Charles Samuels weighs in on the Broad Street parking kerfuffle (you can read the full story here).
I’ve spoken with some of you since my previous email this morning about this issue, and I wanted to answer some questions to provide clarity on my personal position on this matter. I just want to make sure we’re clear on where I stand going into this next phase of finding a solution with the police department and the administration.
As you all know, over the last several months, I have been in constant dialogue with residents, business owners, and neighborhood organizations (many of you are receiving this email) to discuss how to resolve the ongoing overnight parking issue on W. Broad Street.
As you’ve probably seen, I work hard to make decisions based on research and founded in reason and common sense. I’m not one to make knee-jerk reactions or act impulsively, particularly when it involves the public’s safety and tax dollars. This situation has been no different.
When the problem first arose in early June, I acted immediately to require the City administration to provide a reason within 45 days for the No Parking signs to stay or remove them. That period ended last week with a recommendation from the police and productive conversations with the administration were ongoing. The police department opposes the change and was proposing a different solution, but it has not been adopted.

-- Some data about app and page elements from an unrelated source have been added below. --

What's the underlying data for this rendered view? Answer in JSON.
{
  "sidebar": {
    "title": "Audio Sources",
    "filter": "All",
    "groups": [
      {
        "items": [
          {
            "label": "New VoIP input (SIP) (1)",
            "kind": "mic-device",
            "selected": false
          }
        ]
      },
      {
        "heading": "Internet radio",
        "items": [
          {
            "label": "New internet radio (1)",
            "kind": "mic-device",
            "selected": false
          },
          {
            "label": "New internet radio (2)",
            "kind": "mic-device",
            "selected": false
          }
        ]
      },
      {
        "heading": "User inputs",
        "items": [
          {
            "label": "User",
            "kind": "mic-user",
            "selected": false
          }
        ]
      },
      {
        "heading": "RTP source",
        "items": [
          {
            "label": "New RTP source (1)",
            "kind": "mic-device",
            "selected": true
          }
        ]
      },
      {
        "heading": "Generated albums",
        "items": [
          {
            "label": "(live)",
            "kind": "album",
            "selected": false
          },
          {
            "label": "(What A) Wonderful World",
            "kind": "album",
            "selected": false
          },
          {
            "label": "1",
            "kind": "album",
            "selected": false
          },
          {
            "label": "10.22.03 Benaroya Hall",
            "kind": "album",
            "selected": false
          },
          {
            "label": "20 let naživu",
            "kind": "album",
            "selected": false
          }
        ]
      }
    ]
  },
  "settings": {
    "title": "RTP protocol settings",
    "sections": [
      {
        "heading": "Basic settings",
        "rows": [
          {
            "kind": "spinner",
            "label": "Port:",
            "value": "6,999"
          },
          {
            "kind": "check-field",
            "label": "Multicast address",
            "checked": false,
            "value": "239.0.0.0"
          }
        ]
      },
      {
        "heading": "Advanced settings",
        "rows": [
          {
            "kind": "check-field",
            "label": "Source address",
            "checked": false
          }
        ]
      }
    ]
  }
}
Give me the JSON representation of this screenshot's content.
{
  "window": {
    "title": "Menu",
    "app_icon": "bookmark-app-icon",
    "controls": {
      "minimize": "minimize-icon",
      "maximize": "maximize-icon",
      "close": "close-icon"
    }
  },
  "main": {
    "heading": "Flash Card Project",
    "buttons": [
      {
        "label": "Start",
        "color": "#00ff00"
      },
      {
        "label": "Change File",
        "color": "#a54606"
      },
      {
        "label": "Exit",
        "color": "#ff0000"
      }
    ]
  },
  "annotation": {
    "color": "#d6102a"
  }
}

In the meantime, several individuals have asked me if I have a personal opinion or preference on this ongoing issue. Yes, I do. I think the answer is clear.
My personal preference would be for the signs to be completely removed this week.
The police, the City Administration, the neighborhood businesses and civic associations should monitor the situation for a period of time to ensure there is not an uptick in crime in this area. If there is, we will have to review what steps to take, including posting new signs with different “no parking” hours or re-installing the signs with the current restrictions. I believe the daytime 2-hour parking signs should remain to ensure cars will not “camp out” on Broad.
With this in mind, I also believe the police should be given the opportunity to present a fact- or evidence-based reason for the currently proposed signs to be installed. Again, if there is a valid public safety concern, we should not ignore it.
Let us, as a community, take the time to meet and listen to what the police and administration have to say, and they, in turn, will hear from us. Dialogue and transparency are vital in making major decisions like this.
In the meantime, I am prepared to introduce an ordinance removing the signs if need be, but am hopeful we can come to a collective consensus and resolution without that being necessary.
If we truly are willing to work together, I believe the solution will be better than anyone simply imposing a solution on others.
As always, please contact me if you have any concerns in the meantime. My door is always open.